TASK GOAL:
Identify, in the records below, every line where the string "JSON" appears, and copy each such line.

Records from a dataset
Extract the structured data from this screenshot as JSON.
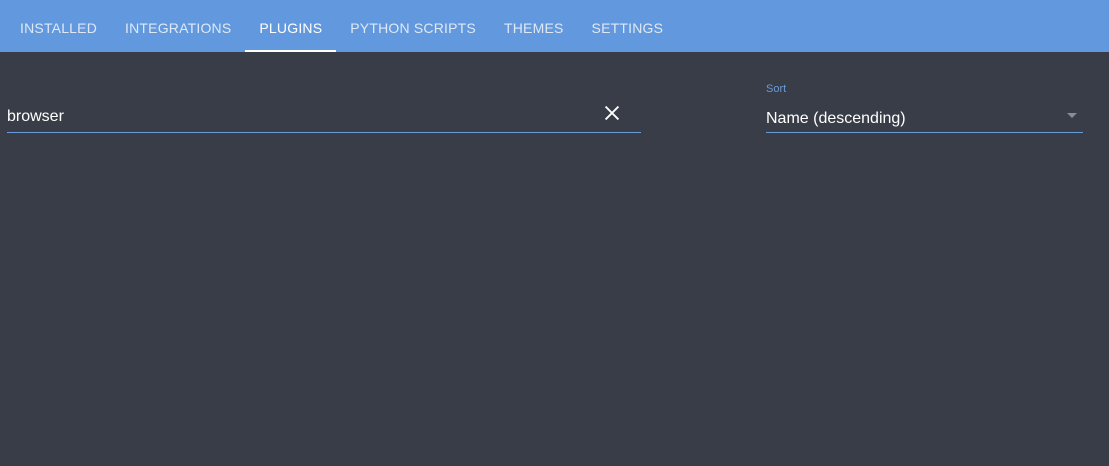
{
  "tabs": [
    {
      "label": "INSTALLED"
    },
    {
      "label": "INTEGRATIONS"
    },
    {
      "label": "PLUGINS",
      "active": true
    },
    {
      "label": "PYTHON SCRIPTS"
    },
    {
      "label": "THEMES"
    },
    {
      "label": "SETTINGS"
    }
  ],
  "search": {
    "value": "browser",
    "clear_icon": "close-icon"
  },
  "sort": {
    "label": "Sort",
    "value": "Name (descending)",
    "icon": "caret-down-icon"
  },
  "colors": {
    "header": "#6299de",
    "background": "#393d47",
    "accent": "#6a9ad8"
  }
}
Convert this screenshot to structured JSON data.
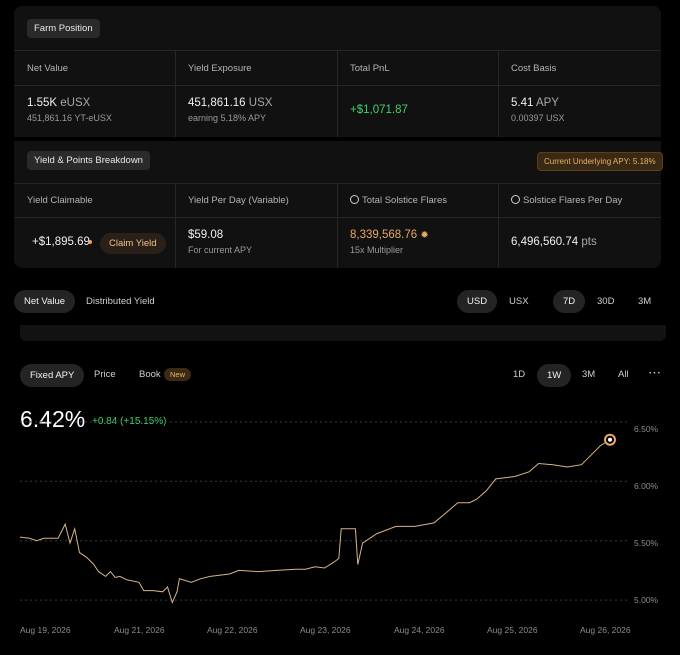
{
  "farm": {
    "section_title": "Farm Position",
    "columns": [
      {
        "label": "Net Value",
        "value": "1.55K",
        "unit": "eUSX",
        "sub": "451,861.16 YT-eUSX"
      },
      {
        "label": "Yield Exposure",
        "value": "451,861.16",
        "unit": "USX",
        "sub": "earning 5.18% APY"
      },
      {
        "label": "Total PnL",
        "value": "+$1,071.87",
        "unit": "",
        "sub": ""
      },
      {
        "label": "Cost Basis",
        "value": "5.41",
        "unit": "APY",
        "sub": "0.00397 USX"
      }
    ]
  },
  "breakdown": {
    "section_title": "Yield & Points Breakdown",
    "badge": "Current Underlying APY: 5.18%",
    "columns": [
      {
        "label": "Yield Claimable",
        "value": "+$1,895.69",
        "button": "Claim Yield"
      },
      {
        "label": "Yield Per Day (Variable)",
        "value": "$59.08",
        "sub": "For current APY"
      },
      {
        "label": "Total Solstice Flares",
        "value": "8,339,568.76",
        "sub": "15x Multiplier"
      },
      {
        "label": "Solstice Flares Per Day",
        "value": "6,496,560.74",
        "unit": "pts"
      }
    ]
  },
  "view_tabs": {
    "net_value": "Net Value",
    "distributed_yield": "Distributed Yield"
  },
  "currency_tabs": {
    "usd": "USD",
    "usx": "USX"
  },
  "range_tabs": {
    "d7": "7D",
    "d30": "30D",
    "m3": "3M"
  },
  "chart_tabs": {
    "fixed_apy": "Fixed APY",
    "price": "Price",
    "book": "Book",
    "new_badge": "New"
  },
  "chart_range_tabs": {
    "d1": "1D",
    "w1": "1W",
    "m3": "3M",
    "all": "All",
    "more": "⋯"
  },
  "headline": {
    "value": "6.42%",
    "change": "+0.84 (+15.15%)"
  },
  "colors": {
    "accent": "#e8a861",
    "positive": "#3ed26a",
    "line": "#d9b489"
  },
  "chart_data": {
    "type": "line",
    "title": "",
    "xlabel": "",
    "ylabel": "",
    "x_ticks": [
      "Aug 19, 2026",
      "Aug 21, 2026",
      "Aug 22, 2026",
      "Aug 23, 2026",
      "Aug 24, 2026",
      "Aug 25, 2026",
      "Aug 26, 2026"
    ],
    "y_ticks": [
      "6.50%",
      "6.00%",
      "5.50%",
      "5.00%"
    ],
    "ylim": [
      4.9,
      6.6
    ],
    "grid": true,
    "series": [
      {
        "values": [
          [
            0,
            5.53
          ],
          [
            0.2,
            5.52
          ],
          [
            0.35,
            5.5
          ],
          [
            0.5,
            5.52
          ],
          [
            0.8,
            5.52
          ],
          [
            0.95,
            5.64
          ],
          [
            1.05,
            5.48
          ],
          [
            1.15,
            5.6
          ],
          [
            1.25,
            5.4
          ],
          [
            1.4,
            5.36
          ],
          [
            1.55,
            5.3
          ],
          [
            1.65,
            5.24
          ],
          [
            1.8,
            5.2
          ],
          [
            1.9,
            5.24
          ],
          [
            2.0,
            5.19
          ],
          [
            2.1,
            5.2
          ],
          [
            2.25,
            5.17
          ],
          [
            2.5,
            5.15
          ],
          [
            2.6,
            5.08
          ],
          [
            2.8,
            5.08
          ],
          [
            3.0,
            5.07
          ],
          [
            3.1,
            5.11
          ],
          [
            3.2,
            4.98
          ],
          [
            3.3,
            5.07
          ],
          [
            3.35,
            5.18
          ],
          [
            3.6,
            5.15
          ],
          [
            3.8,
            5.18
          ],
          [
            4.0,
            5.2
          ],
          [
            4.4,
            5.22
          ],
          [
            4.6,
            5.25
          ],
          [
            5.0,
            5.24
          ],
          [
            5.4,
            5.25
          ],
          [
            5.8,
            5.26
          ],
          [
            6.0,
            5.26
          ],
          [
            6.2,
            5.28
          ],
          [
            6.4,
            5.27
          ],
          [
            6.6,
            5.32
          ],
          [
            6.7,
            5.35
          ],
          [
            6.75,
            5.6
          ],
          [
            6.9,
            5.6
          ],
          [
            7.05,
            5.6
          ],
          [
            7.1,
            5.3
          ],
          [
            7.2,
            5.48
          ],
          [
            7.5,
            5.56
          ],
          [
            7.9,
            5.62
          ],
          [
            8.3,
            5.62
          ],
          [
            8.7,
            5.65
          ],
          [
            9.0,
            5.75
          ],
          [
            9.2,
            5.82
          ],
          [
            9.45,
            5.82
          ],
          [
            9.6,
            5.85
          ],
          [
            9.8,
            5.92
          ],
          [
            10.0,
            6.02
          ],
          [
            10.4,
            6.04
          ],
          [
            10.7,
            6.08
          ],
          [
            10.9,
            6.15
          ],
          [
            11.2,
            6.14
          ],
          [
            11.5,
            6.12
          ],
          [
            11.8,
            6.14
          ],
          [
            12.0,
            6.22
          ],
          [
            12.2,
            6.3
          ],
          [
            12.4,
            6.35
          ]
        ]
      }
    ],
    "end_marker": true
  }
}
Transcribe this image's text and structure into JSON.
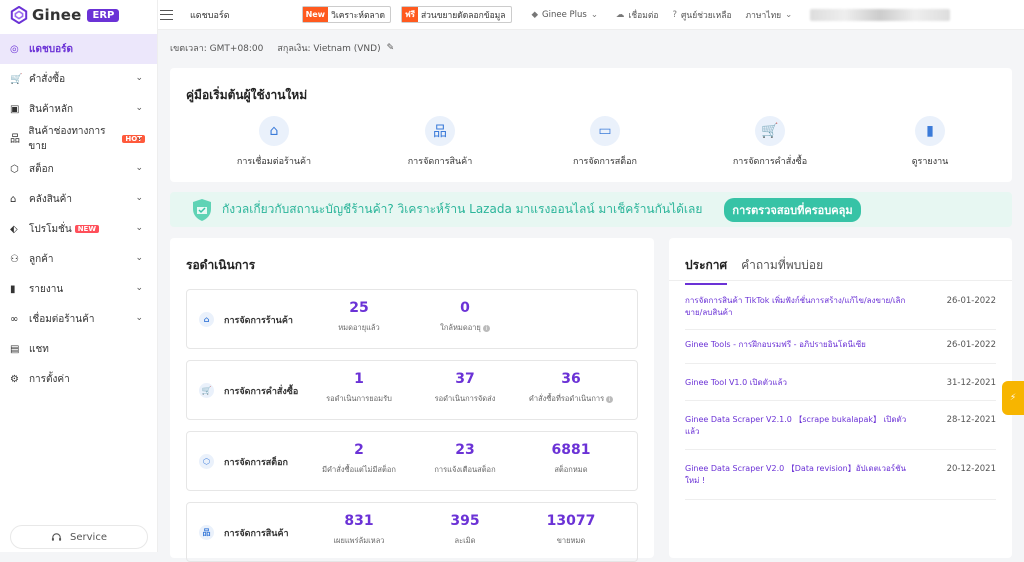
{
  "brand": {
    "name": "Ginee",
    "badge": "ERP"
  },
  "sidebar": {
    "items": [
      {
        "label": "แดชบอร์ด",
        "icon": "dashboard-icon",
        "active": true
      },
      {
        "label": "คำสั่งซื้อ",
        "icon": "cart-icon",
        "chevron": true
      },
      {
        "label": "สินค้าหลัก",
        "icon": "bag-icon",
        "chevron": true
      },
      {
        "label": "สินค้าช่องทางการขาย",
        "icon": "sitemap-icon",
        "chevron": true,
        "tag": "HOT"
      },
      {
        "label": "สต็อก",
        "icon": "cube-icon",
        "chevron": true
      },
      {
        "label": "คลังสินค้า",
        "icon": "warehouse-icon",
        "chevron": true
      },
      {
        "label": "โปรโมชั่น",
        "icon": "tag-icon",
        "chevron": true,
        "tag": "NEW"
      },
      {
        "label": "ลูกค้า",
        "icon": "users-icon",
        "chevron": true
      },
      {
        "label": "รายงาน",
        "icon": "bar-chart-icon",
        "chevron": true
      },
      {
        "label": "เชื่อมต่อร้านค้า",
        "icon": "link-icon",
        "chevron": true
      },
      {
        "label": "แชท",
        "icon": "chat-icon"
      },
      {
        "label": "การตั้งค่า",
        "icon": "gear-icon"
      }
    ],
    "service": "Service"
  },
  "topbar": {
    "page": "แดชบอร์ด",
    "btn1_badge": "New",
    "btn1_label": "วิเคราะห์ตลาด",
    "btn2_badge": "ฟรี",
    "btn2_label": "ส่วนขยายดัดลอกข้อมูล",
    "plus": "Ginee Plus",
    "connect": "เชื่อมต่อ",
    "help": "ศูนย์ช่วยเหลือ",
    "lang": "ภาษาไทย"
  },
  "meta": {
    "timezone": "เขตเวลา: GMT+08:00",
    "currency": "สกุลเงิน: Vietnam (VND)"
  },
  "guide": {
    "title": "คู่มือเริ่มต้นผู้ใช้งานใหม่",
    "steps": [
      {
        "label": "การเชื่อมต่อร้านค้า",
        "icon": "store-icon"
      },
      {
        "label": "การจัดการสินค้า",
        "icon": "sitemap-icon"
      },
      {
        "label": "การจัดการสต็อก",
        "icon": "box-icon"
      },
      {
        "label": "การจัดการคำสั่งซื้อ",
        "icon": "cart-icon"
      },
      {
        "label": "ดูรายงาน",
        "icon": "bar-chart-icon"
      }
    ]
  },
  "banner": {
    "text": "กังวลเกี่ยวกับสถานะบัญชีร้านค้า? วิเคราะห์ร้าน Lazada มาแรงออนไลน์ มาเช็คร้านกันได้เลย",
    "button": "การตรวจสอบที่ครอบคลุม"
  },
  "pending": {
    "title": "รอดำเนินการ",
    "cards": [
      {
        "label": "การจัดการร้านค้า",
        "icon": "store-icon",
        "stats": [
          {
            "value": "25",
            "label": "หมดอายุแล้ว"
          },
          {
            "value": "0",
            "label": "ใกล้หมดอายุ",
            "info": true
          }
        ]
      },
      {
        "label": "การจัดการคำสั่งซื้อ",
        "icon": "cart-icon",
        "stats": [
          {
            "value": "1",
            "label": "รอดำเนินการยอมรับ"
          },
          {
            "value": "37",
            "label": "รอดำเนินการจัดส่ง"
          },
          {
            "value": "36",
            "label": "คำสั่งซื้อที่รอดำเนินการ",
            "info": true
          }
        ]
      },
      {
        "label": "การจัดการสต็อก",
        "icon": "cube-icon",
        "stats": [
          {
            "value": "2",
            "label": "มีคำสั่งซื้อแต่ไม่มีสต็อก"
          },
          {
            "value": "23",
            "label": "การแจ้งเตือนสต็อก"
          },
          {
            "value": "6881",
            "label": "สต็อกหมด"
          }
        ]
      },
      {
        "label": "การจัดการสินค้า",
        "icon": "sitemap-icon",
        "stats": [
          {
            "value": "831",
            "label": "เผยแพร่ล้มเหลว"
          },
          {
            "value": "395",
            "label": "ละเมิด"
          },
          {
            "value": "13077",
            "label": "ขายหมด"
          }
        ]
      }
    ]
  },
  "announcements": {
    "tabs": [
      "ประกาศ",
      "คำถามที่พบบ่อย"
    ],
    "items": [
      {
        "text": "การจัดการสินค้า TikTok เพิ่มฟังก์ชั่นการสร้าง/แก้ไข/ลงขาย/เลิกขาย/ลบสินค้า",
        "date": "26-01-2022"
      },
      {
        "text": "Ginee Tools - การฝึกอบรมฟรี - อภิปรายอินโดนีเซีย",
        "date": "26-01-2022"
      },
      {
        "text": "Ginee Tool V1.0 เปิดตัวแล้ว",
        "date": "31-12-2021"
      },
      {
        "text": "Ginee Data Scraper V2.1.0 【scrape bukalapak】 เปิดตัวแล้ว",
        "date": "28-12-2021"
      },
      {
        "text": "Ginee Data Scraper V2.0 【Data revision】อัปเดตเวอร์ชันใหม่ !",
        "date": "20-12-2021"
      }
    ]
  },
  "colors": {
    "accent": "#6b32d6",
    "banner": "#2bb59a",
    "float": "#f7b500"
  }
}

RESPONSE TO THE TASK:
Extract the structured data from this screenshot as JSON.
Convert this screenshot to structured JSON data.
Transcribe this image's text and structure into JSON.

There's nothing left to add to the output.